--- Dataset excerpts ---
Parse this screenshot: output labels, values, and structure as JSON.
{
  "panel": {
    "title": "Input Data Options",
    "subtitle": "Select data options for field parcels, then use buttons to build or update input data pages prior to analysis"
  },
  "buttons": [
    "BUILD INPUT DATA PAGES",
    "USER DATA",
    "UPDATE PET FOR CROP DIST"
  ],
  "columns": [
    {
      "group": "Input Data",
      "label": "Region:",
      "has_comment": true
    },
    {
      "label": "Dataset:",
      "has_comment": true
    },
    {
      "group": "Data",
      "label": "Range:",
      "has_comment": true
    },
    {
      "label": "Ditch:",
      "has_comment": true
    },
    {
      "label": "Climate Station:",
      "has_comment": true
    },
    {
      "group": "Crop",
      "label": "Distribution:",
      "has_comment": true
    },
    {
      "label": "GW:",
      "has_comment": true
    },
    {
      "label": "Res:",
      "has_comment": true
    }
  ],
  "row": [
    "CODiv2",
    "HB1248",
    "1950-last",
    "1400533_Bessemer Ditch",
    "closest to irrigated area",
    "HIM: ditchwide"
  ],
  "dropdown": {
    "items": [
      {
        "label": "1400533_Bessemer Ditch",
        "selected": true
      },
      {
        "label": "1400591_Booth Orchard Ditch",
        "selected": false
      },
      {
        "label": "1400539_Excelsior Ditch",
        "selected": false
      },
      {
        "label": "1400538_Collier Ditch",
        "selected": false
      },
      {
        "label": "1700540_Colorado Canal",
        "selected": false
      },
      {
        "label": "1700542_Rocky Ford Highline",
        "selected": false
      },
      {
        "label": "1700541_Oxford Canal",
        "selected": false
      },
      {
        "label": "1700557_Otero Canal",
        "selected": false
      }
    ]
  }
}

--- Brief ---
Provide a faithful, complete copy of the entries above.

--- Reply to the exercise ---
Parse this screenshot: output labels, values, and structure as JSON.
{
  "panel": {
    "title": "Input Data Options",
    "subtitle": "Select data options for field parcels, then use buttons to build or update input data pages prior to analysis"
  },
  "buttons": [
    "BUILD INPUT DATA PAGES",
    "USER DATA",
    "UPDATE PET FOR CROP DIST"
  ],
  "columns": [
    {
      "group": "Input Data",
      "label": "Region:",
      "has_comment": true
    },
    {
      "label": "Dataset:",
      "has_comment": true
    },
    {
      "group": "Data",
      "label": "Range:",
      "has_comment": true
    },
    {
      "label": "Ditch:",
      "has_comment": true
    },
    {
      "label": "Climate Station:",
      "has_comment": true
    },
    {
      "group": "Crop",
      "label": "Distribution:",
      "has_comment": true
    },
    {
      "label": "GW:",
      "has_comment": true
    },
    {
      "label": "Res:",
      "has_comment": true
    }
  ],
  "row": [
    "CODiv2",
    "HB1248",
    "1950-last",
    "1400533_Bessemer Ditch",
    "closest to irrigated area",
    "HIM: ditchwide"
  ],
  "dropdown": {
    "items": [
      {
        "label": "1400533_Bessemer Ditch",
        "selected": true
      },
      {
        "label": "1400591_Booth Orchard Ditch",
        "selected": false
      },
      {
        "label": "1400539_Excelsior Ditch",
        "selected": false
      },
      {
        "label": "1400538_Collier Ditch",
        "selected": false
      },
      {
        "label": "1700540_Colorado Canal",
        "selected": false
      },
      {
        "label": "1700542_Rocky Ford Highline",
        "selected": false
      },
      {
        "label": "1700541_Oxford Canal",
        "selected": false
      },
      {
        "label": "1700557_Otero Canal",
        "selected": false
      }
    ]
  }
}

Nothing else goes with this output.